The last two days have been a blur due to our lack of sleep and exhausted from moving from one city to another…The biggest street market in South America is in Otavalo, 3 hours from where we were staying by bus. They sell everything from food, animals, and crafts. We had opted to take a taxi cutting the time there an hour early. Our taxi driver had told us originally that it was $5 dollars one way; however, when we had arrived, he said it was $50 dollars. After arguing in my broken Spanish, he settled for $18 dollars and a cough drop. Lesson learned – will have the driver write down the amount in the beginning so then I can show the police afterwards. Shady driver!
The ride to Otavalo was beautiful. Outside my window, you can see mountaintops filled with green farm homes and the Imbabura Volcano as a backdrop. The indigenous people in Otavalo are known to be the most economically successful people in Latin America.
It was very modern-like. The prices were outrageous! Flats for $10, ponchos for $20, and crafts for $8. I can see why they make a lot of money…
However, to my amazement, tourists were buying these items at full price. My bargaining skills was not going to work around a bus full of kids who only speaks English. The Ecuadorians were not lowering their prices nor would they budge a dollar! Can you spot Beverly below?
So, Bev and I started to speak in Vietnamese and walked around aimlessly to other sides of the market and started to bargain in my broken Spanish. Haha it worked!! Woot!
It was cool to see myself embracing in the culture: speaking in their language, tasting fruit, and learning how to put on their clothes.
It reminded me of any other “flea market”; however, it was nice to talk to the locals, buy their items, and soak in the city. We ended up taking the bus back for $3.25 and it took about 3 hours getting back.
Here are some pictures from my first hostel. It’s weird, but everyone there is like your family. Every one watches out for each other and I am already missing the atmosphere there

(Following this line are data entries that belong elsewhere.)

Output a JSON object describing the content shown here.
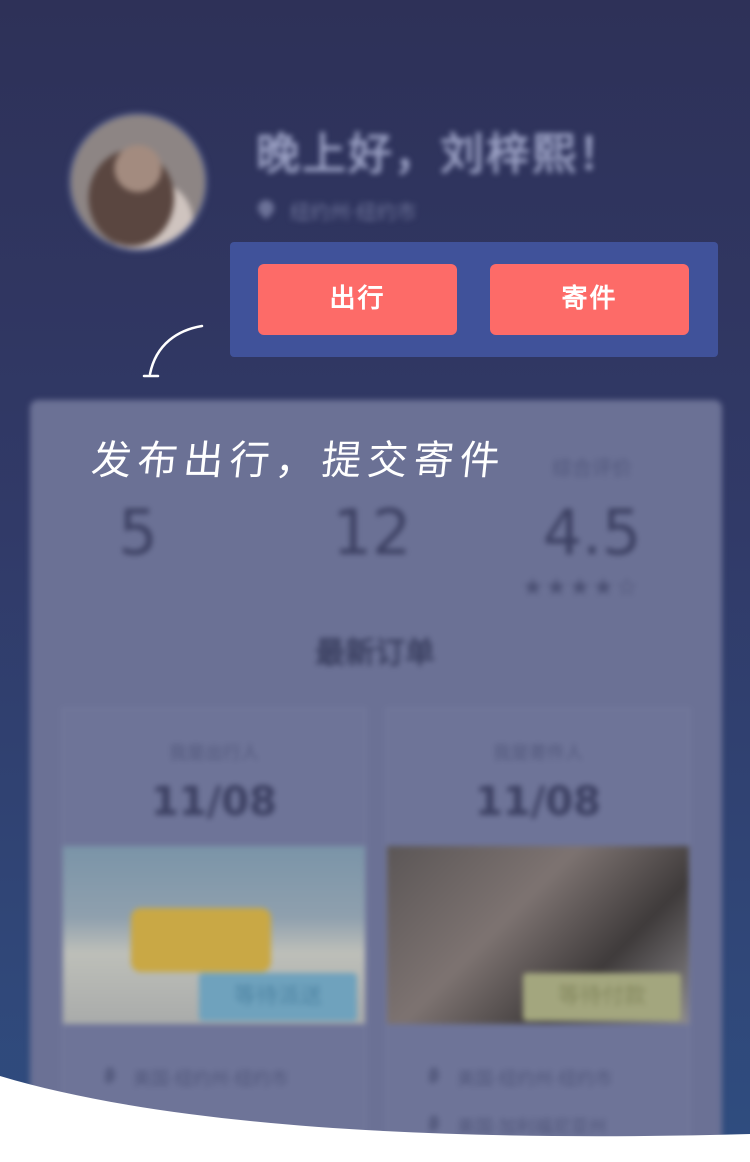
{
  "header": {
    "greeting": "晚上好，刘梓熙！",
    "location": "纽约州·纽约市"
  },
  "stats": [
    {
      "label": "",
      "value": "5"
    },
    {
      "label": "",
      "value": "12"
    },
    {
      "label": "综合评价",
      "value": "4.5",
      "stars": "★★★★☆"
    }
  ],
  "orders_section": {
    "title": "最新订单",
    "orders": [
      {
        "role": "我是出行人",
        "date": "11/08",
        "status": "等待派送",
        "from": "美国·纽约州·纽约市",
        "to": ""
      },
      {
        "role": "我是寄件人",
        "date": "11/08",
        "status": "等待付款",
        "from": "美国·纽约州·纽约市",
        "to": "美国·加利福尼亚州"
      }
    ]
  },
  "guide": {
    "travel_button": "出行",
    "send_button": "寄件",
    "tip": "发布出行，提交寄件"
  },
  "colors": {
    "accent": "#fd6b68",
    "highlight_box": "#40529a",
    "background_top": "#2e3158",
    "background_bottom": "#2f4d80"
  }
}
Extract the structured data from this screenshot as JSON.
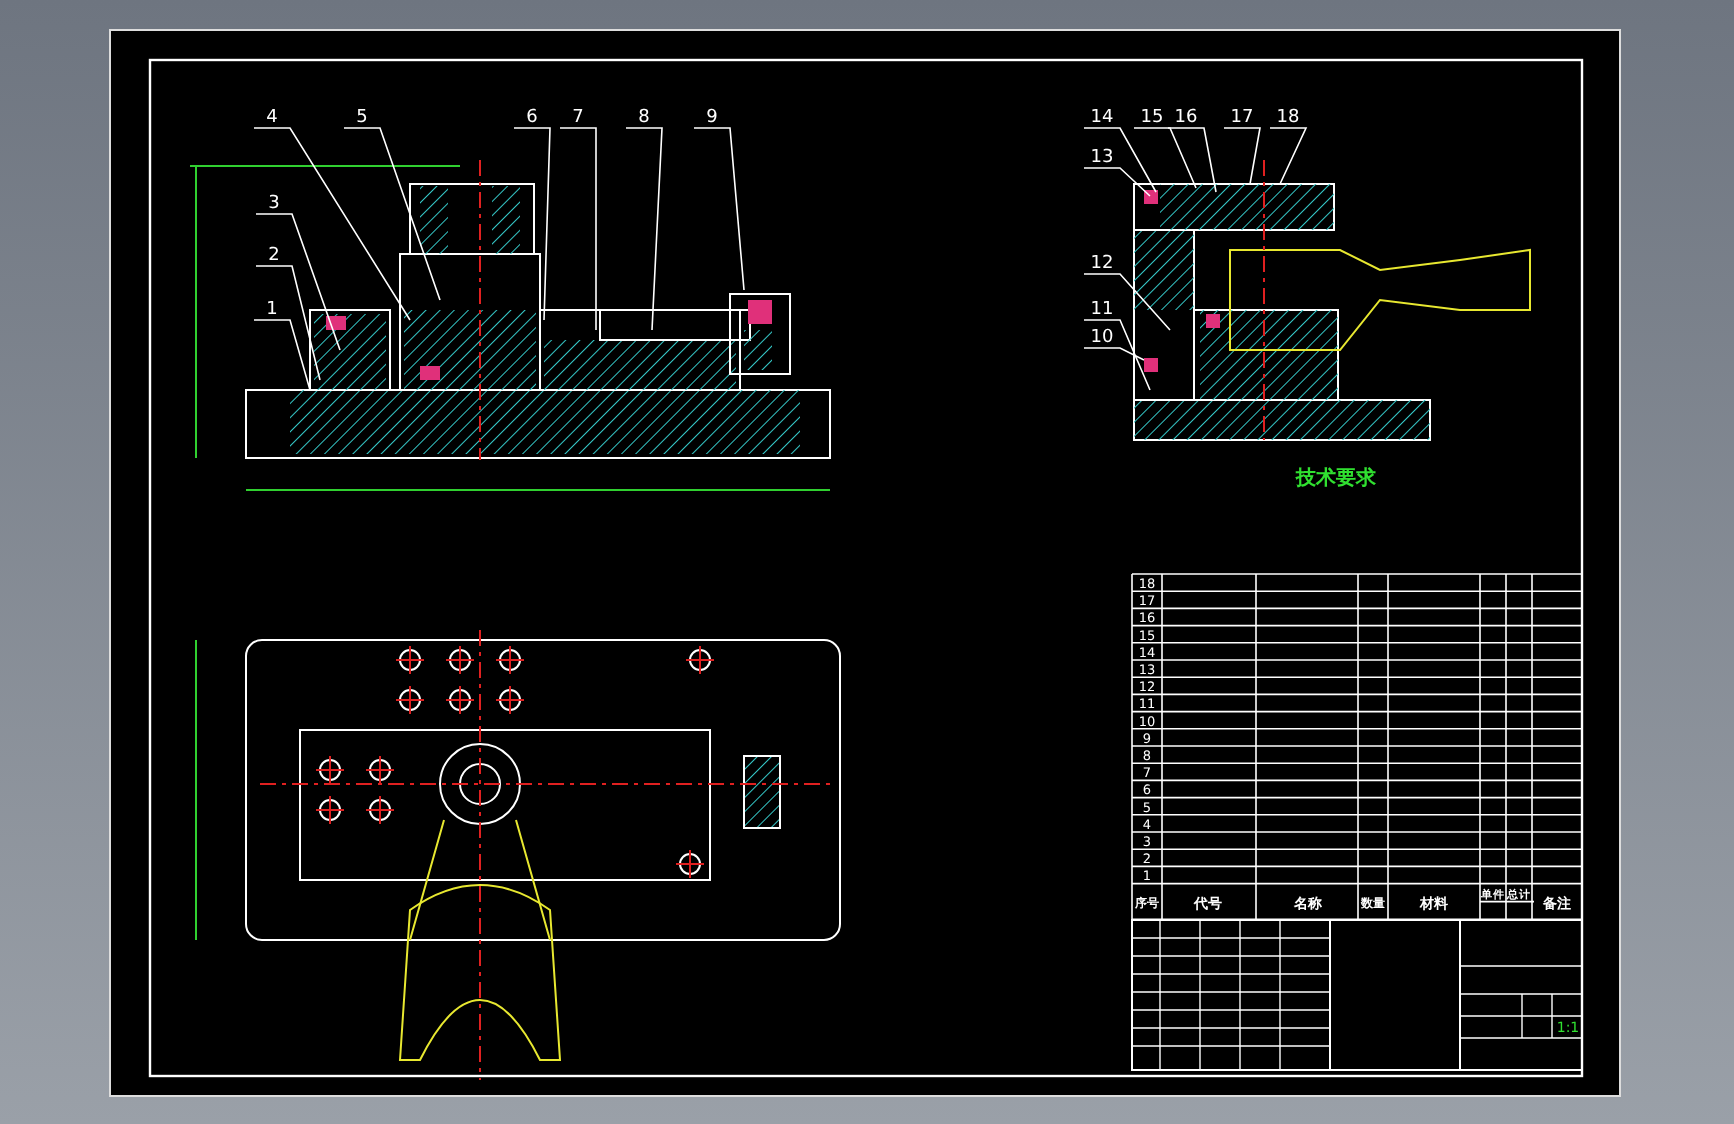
{
  "drawing": {
    "front_callouts": [
      "4",
      "5",
      "6",
      "7",
      "8",
      "9",
      "3",
      "2",
      "1"
    ],
    "side_callouts": [
      "14",
      "15",
      "16",
      "17",
      "18",
      "13",
      "12",
      "11",
      "10"
    ]
  },
  "technical_requirements": {
    "title": "技术要求"
  },
  "parts_list": {
    "columns": [
      "序号",
      "代号",
      "名称",
      "数量",
      "材料",
      "单件",
      "总计",
      "备注"
    ],
    "rows": [
      {
        "number": "18"
      },
      {
        "number": "17"
      },
      {
        "number": "16"
      },
      {
        "number": "15"
      },
      {
        "number": "14"
      },
      {
        "number": "13"
      },
      {
        "number": "12"
      },
      {
        "number": "11"
      },
      {
        "number": "10"
      },
      {
        "number": "9"
      },
      {
        "number": "8"
      },
      {
        "number": "7"
      },
      {
        "number": "6"
      },
      {
        "number": "5"
      },
      {
        "number": "4"
      },
      {
        "number": "3"
      },
      {
        "number": "2"
      },
      {
        "number": "1"
      }
    ]
  },
  "title_block": {
    "scale": "1:1"
  }
}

That night, Bev and I checked out early from our hostel to save $9 each to take an overnight bus to Guayaquil where we will fly tomorrow to Peru. I’ve read and heard about horror stories from gangs stopping your bus to raid it and blockage on the roads from protestors. The bus ride was super curvy but to my surprise the bus that we took for $10 bucks had reclining chairs where you are close to laying flat and it was super clean. I don’t have a picture of it but it was crazy with the guards patting you down before you get on the bus and they recorded each person on their camcorder. Probably for safety reasons.. The bus ride was 7 hours and all went well!
Nothing planned today but to chill at our last night in Ecuador at our new relaxing Hostel Nucapacha in Guayaquil, Ecuador. Tomorrow we fly to Peru, I finally got my ceviche, and now chilling by the pool on a hammock. Life is good.